Possession of pornographic images of children under the age of 13 is an especially serious crime. Most such crimes are treated as felonies, and the penalties can be very severe for persons who are repeat offenders or registered sex offenders. Two recent arrests of registered sex offenders by the Louisiana State Cyber Crimes Unit demonstrate the potential consequences of collecting and possessing child pornography.
Louisiana's legislature has been revising the state's criminal law system in order to shed the state's informal title as the "incarceration capital of the world. One of the central features of the legislative program is the reduction in prison sentences and shortening of incarceration periods for convicted criminals. Critics of these changes were given another argument when a convict given early release under the new laws was arrested on suspicion of two felonies five days after his discharge from prison.
On October 18, 2017, officers from the Rapides Parish Sheriff's Office discovered three bodies in two different locations. After what police officers described as a "very intense investigation," a brother and sister from Alexandria, Louisiana have been charged with several felonies in connection with the alleged murders.
Three male residents of South Louisiana have been arrested and charged with a variety of crimes involving child pornography. The arrests were the result of the cooperative efforts of the Louisiana Bureau of Investigation's cyber crime unit, the United States Department of Homeland Security and the various local Sheriff's offices. The three suspects all face a number of felony charges.
State Police recently arrested a man at Louis Armstrong Airport in New Orleans and accused him and two accomplices of defrauding a casino in Baton Rouge. Police also say that the arrest may be the first step in breaking up a string of casino thefts around the United States. The man was charged with felony theft.
Police in Bossier City, LA and Beaumont, TX cooperated in apprehending a Louisiana man after he allegedly robbed his employer and kidnaped his supervisor. The man is now in custody and facing serious felony charges.
Cell phones are not just for making calls. Baton Rouge residents use their handheld devices to search the Internet, find driving directions, make dining reservations, send emails and quite often take pictures. The high resolution of many phone cameras makes them a good option for people who do not wish to carry separate cameras so that they may capture the special moments in their lives. And thanks in part to the ubiquity of cell phone cameras, individuals across the nation have begun taking "selfies" at an incredible rate.
Criminal allegations can change the course of a Baton Rouge resident's life, particularly when those allegations involve the alleged commission of a felony. As previously discussed on this Louisiana criminal defense legal blog a felony charge can result in a more severe sentence upon conviction than a sentence based on a conviction for a misdemeanor charge.
Not all felony charges involve physical violence. In Baton Rouge and jurisdictions through the United States a person can face serious long-term consequences for alleged criminal acts that they did not even know they were committing or intending to pursue. One such charge is forgery, and this post will explore what is required for such an allegation to be made by criminal prosecutors.

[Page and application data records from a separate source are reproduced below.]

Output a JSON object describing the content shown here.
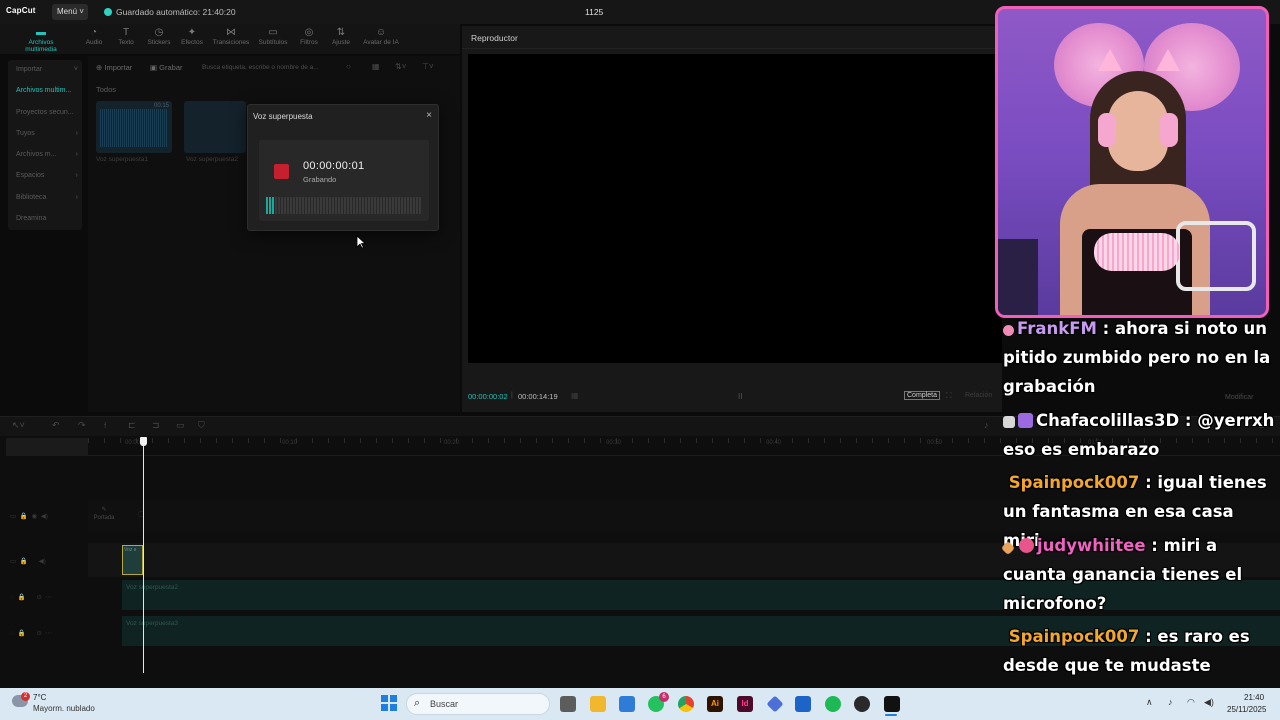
{
  "app": {
    "logo": "CapCut",
    "menu_label": "Menú",
    "autosave": "Guardado automático: 21:40:20",
    "project_title": "1125"
  },
  "tool_tabs": [
    {
      "label": "Archivos multimedia",
      "icon": "media-icon"
    },
    {
      "label": "Audio",
      "icon": "audio-icon"
    },
    {
      "label": "Texto",
      "icon": "text-icon"
    },
    {
      "label": "Stickers",
      "icon": "sticker-icon"
    },
    {
      "label": "Efectos",
      "icon": "effects-icon"
    },
    {
      "label": "Transiciones",
      "icon": "transitions-icon"
    },
    {
      "label": "Subtítulos",
      "icon": "subtitles-icon"
    },
    {
      "label": "Filtros",
      "icon": "filters-icon"
    },
    {
      "label": "Ajuste",
      "icon": "adjust-icon"
    },
    {
      "label": "Avatar de IA",
      "icon": "avatar-icon"
    }
  ],
  "left_nav": [
    {
      "label": "Importar",
      "chevron": "˅"
    },
    {
      "label": "Archivos multim..."
    },
    {
      "label": "Proyectos secun..."
    },
    {
      "label": "Tuyos",
      "chevron": "›"
    },
    {
      "label": "Archivos m...",
      "chevron": "›"
    },
    {
      "label": "Espacios",
      "chevron": "›"
    },
    {
      "label": "Biblioteca",
      "chevron": "›"
    },
    {
      "label": "Dreamina"
    }
  ],
  "media": {
    "import_label": "Importar",
    "record_label": "Grabar",
    "search_placeholder": "Busca etiqueta, escribe o nombre de a...",
    "all_label": "Todos",
    "items": [
      {
        "name": "Voz superpuesta1",
        "duration": "00:15"
      },
      {
        "name": "Voz superpuesta2",
        "duration": ""
      }
    ]
  },
  "record_dialog": {
    "title": "Voz superpuesta",
    "close": "×",
    "time": "00:00:00:01",
    "status": "Grabando",
    "level": 0.05
  },
  "player": {
    "title": "Reproductor",
    "current_time": "00:00:00:02",
    "total_time": "00:00:14:19",
    "pause": "II",
    "full_label": "Completa",
    "ratio_label": "Relación",
    "modify_label": "Modificar"
  },
  "timeline": {
    "ruler_labels": [
      "00:00",
      "00:10",
      "00:20",
      "00:30",
      "00:40",
      "00:50",
      "01:00"
    ],
    "cover_label": "Portada",
    "clip_label": "Voz s",
    "audio_tracks": [
      "Voz superpuesta2",
      "Voz superpuesta3"
    ]
  },
  "chat": [
    {
      "user": "FrankFM",
      "user_color": "#c99af2",
      "badges": [
        "#f08bb8"
      ],
      "text": " : ahora si noto un pitido zumbido pero no en la grabación"
    },
    {
      "user": "Chafacolillas3D",
      "user_color": "#ffffff",
      "badges": [
        "#d7d7d7",
        "#9b6ae0"
      ],
      "text": " : @yerrxh eso es embarazo"
    },
    {
      "user": "Spainpock007",
      "user_color": "#f2a72a",
      "badges": [],
      "text": " : igual tienes un fantasma en esa casa miri"
    },
    {
      "user": "judywhiitee",
      "user_color": "#ef62c2",
      "badges": [
        "#e8a25a",
        "#e8558a"
      ],
      "text": " : miri a cuanta ganancia tienes el microfono?"
    },
    {
      "user": "Spainpock007",
      "user_color": "#f2a72a",
      "badges": [],
      "text": " : es raro es desde que te mudaste"
    }
  ],
  "taskbar": {
    "temperature": "7°C",
    "weather": "Mayorm. nublado",
    "weather_badge": "2",
    "search_placeholder": "Buscar",
    "whatsapp_badge": "6",
    "clock_time": "21:40",
    "clock_date": "25/11/2025",
    "apps": [
      {
        "name": "file-explorer-icon",
        "color": "#5c5c5c"
      },
      {
        "name": "folder-icon",
        "color": "#f1b72d"
      },
      {
        "name": "store-icon",
        "color": "#2f7bd8"
      },
      {
        "name": "whatsapp-icon",
        "color": "#25c15f"
      },
      {
        "name": "chrome-icon",
        "color": "#e34133"
      },
      {
        "name": "illustrator-icon",
        "color": "#2b1300"
      },
      {
        "name": "indesign-icon",
        "color": "#4b0a2a"
      },
      {
        "name": "app-diamond-icon",
        "color": "#4d6fd8"
      },
      {
        "name": "app-mod-icon",
        "color": "#1d64c8"
      },
      {
        "name": "spotify-icon",
        "color": "#1db954"
      },
      {
        "name": "obs-icon",
        "color": "#2a2a2a"
      },
      {
        "name": "capcut-icon",
        "color": "#111111"
      }
    ]
  }
}
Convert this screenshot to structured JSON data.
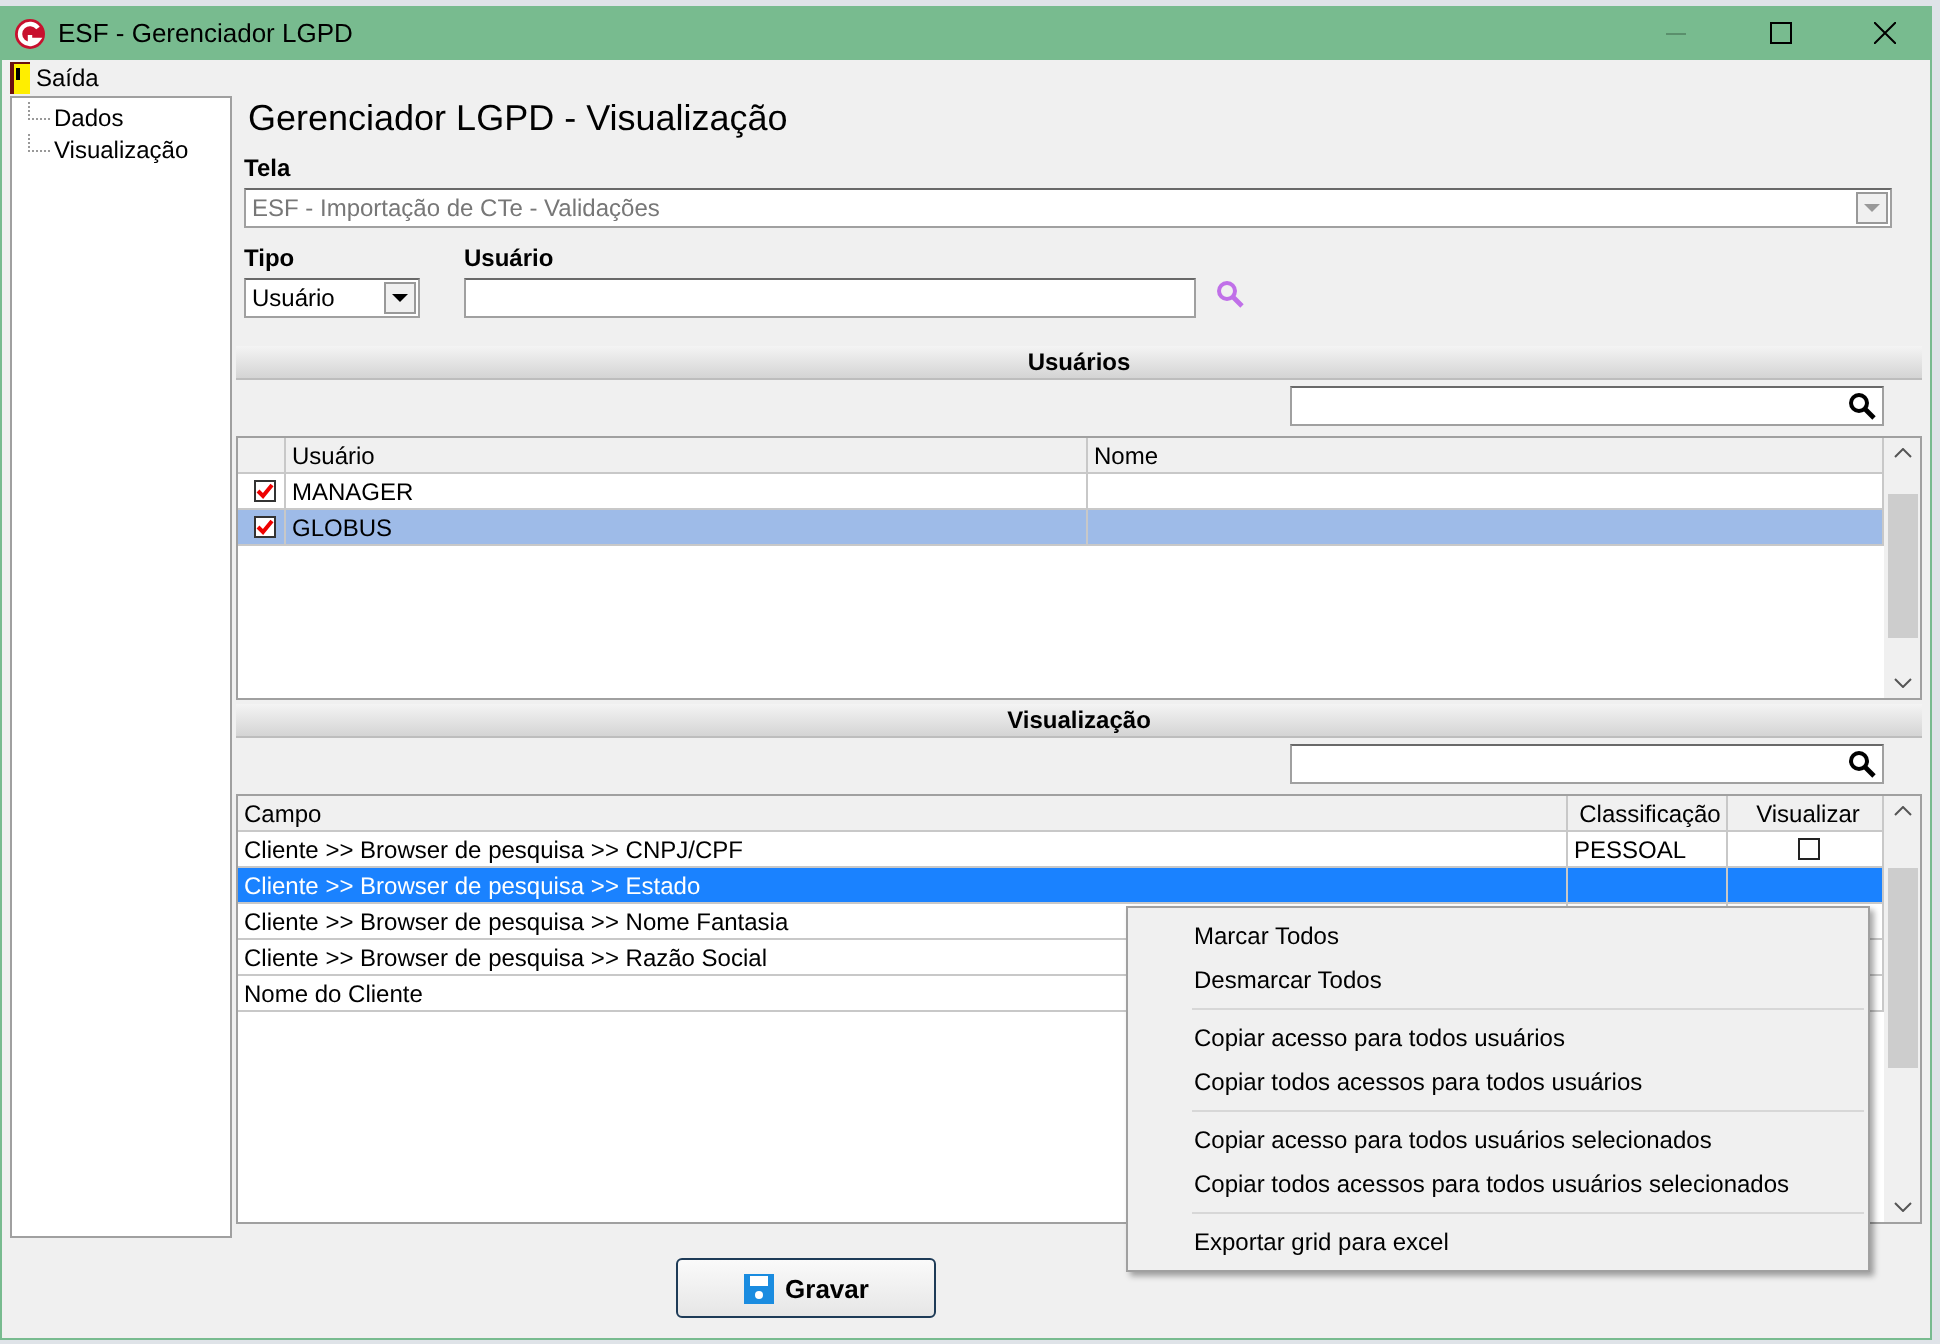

In Louisiana a person may face criminal charges based upon their alleged violation of different state and federal laws. Their alleged crimes may fall into either the category of misdemeanors or felonies, with the latter category of crimes punished more severely than the former. When confronting serious charges like rape, murder, and others that classify as felonies, individuals may fear that their futures will significantly affected if they are convicted.